App and web page records:
###
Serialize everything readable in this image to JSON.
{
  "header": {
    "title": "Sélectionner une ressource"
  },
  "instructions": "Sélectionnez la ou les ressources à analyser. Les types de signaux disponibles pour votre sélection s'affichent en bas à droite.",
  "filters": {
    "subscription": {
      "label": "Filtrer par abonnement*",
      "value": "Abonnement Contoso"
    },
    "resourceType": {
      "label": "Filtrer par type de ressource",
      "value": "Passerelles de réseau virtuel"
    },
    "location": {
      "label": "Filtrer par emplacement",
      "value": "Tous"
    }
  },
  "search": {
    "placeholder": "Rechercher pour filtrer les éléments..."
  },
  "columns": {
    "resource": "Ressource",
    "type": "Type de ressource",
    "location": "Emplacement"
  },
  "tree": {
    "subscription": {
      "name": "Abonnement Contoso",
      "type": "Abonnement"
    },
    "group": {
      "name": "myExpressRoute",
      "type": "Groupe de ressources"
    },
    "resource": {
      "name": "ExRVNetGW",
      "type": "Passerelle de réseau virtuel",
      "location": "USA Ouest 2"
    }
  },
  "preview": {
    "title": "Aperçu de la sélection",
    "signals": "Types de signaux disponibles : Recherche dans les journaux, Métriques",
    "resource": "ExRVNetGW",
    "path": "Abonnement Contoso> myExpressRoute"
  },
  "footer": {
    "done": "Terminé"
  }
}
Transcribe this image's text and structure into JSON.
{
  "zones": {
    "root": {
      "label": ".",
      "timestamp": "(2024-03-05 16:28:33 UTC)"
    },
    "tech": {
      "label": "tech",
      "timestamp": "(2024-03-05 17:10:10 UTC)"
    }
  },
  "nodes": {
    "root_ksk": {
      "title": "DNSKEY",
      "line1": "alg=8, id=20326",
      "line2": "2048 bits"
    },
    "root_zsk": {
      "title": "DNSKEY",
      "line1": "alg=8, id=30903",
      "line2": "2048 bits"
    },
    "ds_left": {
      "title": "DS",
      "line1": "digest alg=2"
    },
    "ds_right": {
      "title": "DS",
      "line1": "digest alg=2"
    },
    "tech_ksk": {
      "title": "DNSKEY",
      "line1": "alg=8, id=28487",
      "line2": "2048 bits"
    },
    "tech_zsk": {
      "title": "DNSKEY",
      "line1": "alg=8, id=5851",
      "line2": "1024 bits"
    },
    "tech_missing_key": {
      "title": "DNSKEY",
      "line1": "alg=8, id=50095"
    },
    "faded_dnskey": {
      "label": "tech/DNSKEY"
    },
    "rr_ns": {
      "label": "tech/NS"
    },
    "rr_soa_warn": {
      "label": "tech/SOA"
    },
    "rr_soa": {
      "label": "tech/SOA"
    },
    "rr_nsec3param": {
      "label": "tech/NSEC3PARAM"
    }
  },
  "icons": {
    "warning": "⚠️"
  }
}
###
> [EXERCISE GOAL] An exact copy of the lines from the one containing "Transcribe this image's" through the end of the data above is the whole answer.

> [RESPONSE TO THIS EXERCISE]
Transcribe this image's text and structure into JSON.
{
  "zones": {
    "root": {
      "label": ".",
      "timestamp": "(2024-03-05 16:28:33 UTC)"
    },
    "tech": {
      "label": "tech",
      "timestamp": "(2024-03-05 17:10:10 UTC)"
    }
  },
  "nodes": {
    "root_ksk": {
      "title": "DNSKEY",
      "line1": "alg=8, id=20326",
      "line2": "2048 bits"
    },
    "root_zsk": {
      "title": "DNSKEY",
      "line1": "alg=8, id=30903",
      "line2": "2048 bits"
    },
    "ds_left": {
      "title": "DS",
      "line1": "digest alg=2"
    },
    "ds_right": {
      "title": "DS",
      "line1": "digest alg=2"
    },
    "tech_ksk": {
      "title": "DNSKEY",
      "line1": "alg=8, id=28487",
      "line2": "2048 bits"
    },
    "tech_zsk": {
      "title": "DNSKEY",
      "line1": "alg=8, id=5851",
      "line2": "1024 bits"
    },
    "tech_missing_key": {
      "title": "DNSKEY",
      "line1": "alg=8, id=50095"
    },
    "faded_dnskey": {
      "label": "tech/DNSKEY"
    },
    "rr_ns": {
      "label": "tech/NS"
    },
    "rr_soa_warn": {
      "label": "tech/SOA"
    },
    "rr_soa": {
      "label": "tech/SOA"
    },
    "rr_nsec3param": {
      "label": "tech/NSEC3PARAM"
    }
  },
  "icons": {
    "warning": "⚠️"
  }
}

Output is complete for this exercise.